  • Branching and merging with database projects is discussed in detail. 
  • There is in-depth coverage of merge improvements in Team Foundation Server 11. There has been
    enhancements made to the product that brings a whole set of improvements in the area of merging,
    primarily fewer conflicts that require user interaction when merging, new merge tool for conflict
    resolution in merging, new file comparison tool, baseless merging from the UI, and merging available on
  • Different scenarios for baseless merging are discussed in this release of the guidance. Baseless merges are
    not ideal but may be required on occasion.  The Pros and Cons of baseless merging are pointed out with
    coverage on the enhancements made in Visual Studio 11 around baseless merging.

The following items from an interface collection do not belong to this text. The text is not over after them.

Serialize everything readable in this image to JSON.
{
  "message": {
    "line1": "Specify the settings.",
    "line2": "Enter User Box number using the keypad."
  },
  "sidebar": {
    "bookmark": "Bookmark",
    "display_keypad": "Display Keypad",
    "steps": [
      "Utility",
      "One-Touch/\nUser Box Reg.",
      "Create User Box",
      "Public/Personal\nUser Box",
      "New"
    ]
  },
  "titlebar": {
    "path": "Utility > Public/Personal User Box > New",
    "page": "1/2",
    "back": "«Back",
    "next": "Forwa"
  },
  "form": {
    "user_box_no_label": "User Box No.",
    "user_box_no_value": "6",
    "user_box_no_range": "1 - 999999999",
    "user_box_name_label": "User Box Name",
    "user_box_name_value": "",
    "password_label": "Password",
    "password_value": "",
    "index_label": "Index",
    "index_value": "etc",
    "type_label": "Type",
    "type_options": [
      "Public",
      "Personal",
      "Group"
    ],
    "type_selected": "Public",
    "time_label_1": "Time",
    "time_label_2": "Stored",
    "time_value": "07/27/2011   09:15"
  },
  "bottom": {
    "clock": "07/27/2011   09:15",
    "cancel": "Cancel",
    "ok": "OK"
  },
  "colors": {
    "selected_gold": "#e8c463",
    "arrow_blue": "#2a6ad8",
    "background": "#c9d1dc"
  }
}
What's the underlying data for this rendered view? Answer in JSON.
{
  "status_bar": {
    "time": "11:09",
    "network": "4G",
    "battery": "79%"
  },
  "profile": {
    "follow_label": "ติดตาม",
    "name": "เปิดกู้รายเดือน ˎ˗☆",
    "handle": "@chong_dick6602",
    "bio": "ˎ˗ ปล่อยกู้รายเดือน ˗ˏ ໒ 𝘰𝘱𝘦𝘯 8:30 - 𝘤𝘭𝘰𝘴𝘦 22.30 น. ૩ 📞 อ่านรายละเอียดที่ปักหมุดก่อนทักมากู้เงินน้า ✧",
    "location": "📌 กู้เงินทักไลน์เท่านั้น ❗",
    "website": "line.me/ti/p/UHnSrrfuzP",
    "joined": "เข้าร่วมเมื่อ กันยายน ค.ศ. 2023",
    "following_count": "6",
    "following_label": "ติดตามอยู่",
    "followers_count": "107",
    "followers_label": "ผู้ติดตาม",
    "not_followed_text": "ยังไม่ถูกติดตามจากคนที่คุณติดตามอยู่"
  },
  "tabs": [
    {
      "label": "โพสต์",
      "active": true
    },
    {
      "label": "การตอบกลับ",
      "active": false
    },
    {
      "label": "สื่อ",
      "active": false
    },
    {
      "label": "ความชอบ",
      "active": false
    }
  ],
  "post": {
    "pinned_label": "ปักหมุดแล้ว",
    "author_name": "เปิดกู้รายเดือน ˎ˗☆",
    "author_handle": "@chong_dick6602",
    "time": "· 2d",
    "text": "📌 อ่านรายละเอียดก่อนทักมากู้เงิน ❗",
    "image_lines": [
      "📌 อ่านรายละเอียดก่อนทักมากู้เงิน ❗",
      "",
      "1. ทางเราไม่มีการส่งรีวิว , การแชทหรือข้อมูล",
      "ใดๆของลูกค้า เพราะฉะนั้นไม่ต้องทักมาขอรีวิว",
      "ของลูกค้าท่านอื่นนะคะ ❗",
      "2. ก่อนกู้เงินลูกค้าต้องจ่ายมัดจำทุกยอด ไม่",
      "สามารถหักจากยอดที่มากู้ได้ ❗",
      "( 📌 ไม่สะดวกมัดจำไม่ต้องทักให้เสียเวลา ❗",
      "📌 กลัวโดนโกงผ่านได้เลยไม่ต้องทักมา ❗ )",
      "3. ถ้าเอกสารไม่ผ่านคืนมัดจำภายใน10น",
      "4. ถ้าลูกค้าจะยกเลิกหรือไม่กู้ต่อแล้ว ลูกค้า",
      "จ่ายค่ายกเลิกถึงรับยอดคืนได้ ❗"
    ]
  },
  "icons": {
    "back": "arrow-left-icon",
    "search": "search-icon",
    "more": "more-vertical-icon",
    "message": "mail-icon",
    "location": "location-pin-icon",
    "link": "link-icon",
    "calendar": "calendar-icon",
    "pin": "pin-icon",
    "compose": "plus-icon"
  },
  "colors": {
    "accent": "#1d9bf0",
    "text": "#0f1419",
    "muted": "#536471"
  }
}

You can now perform

There are separate diagrams within the “Branching and Merging Guide – Illustrations.pptx” PowerPoint side deck, enabling ease of access for reuse. 

You might recall, I published my own (similar) version of this diagram here on Sanders Technology not that long ago:



This diagram is an excellent representation of how to branch and merge for multiple feature sets, keeping the main trunk in synch, as well as the features in release order. 

The diagrams get quite a bit more sophisticated, here is another which illustrates my own rules for dev/branch and patch management:


What I quite like about these diagrams is that it underscores how important merging and branching are to a mature development lifecycle.

This model allows parallel development as well as maintenance on the released product.

I won’t go into too much detail – there’s a lot to read – suffice to say that if you have a vested interest in learning or understanding application lifecycle management (be it on Team Foundation Server or an alternative), this isn’t a bad place to start.

The guidance could easily be applied to other source control and lifecycle management tools.

Handy Links:

Download the Team Foundation Server 11 Branching and Merging Guidance
Download the Visual Studio 11 Beta
Download the Team Foundation Server 11 Beta
Download the Team Foundation Server 11 Beta Power Tools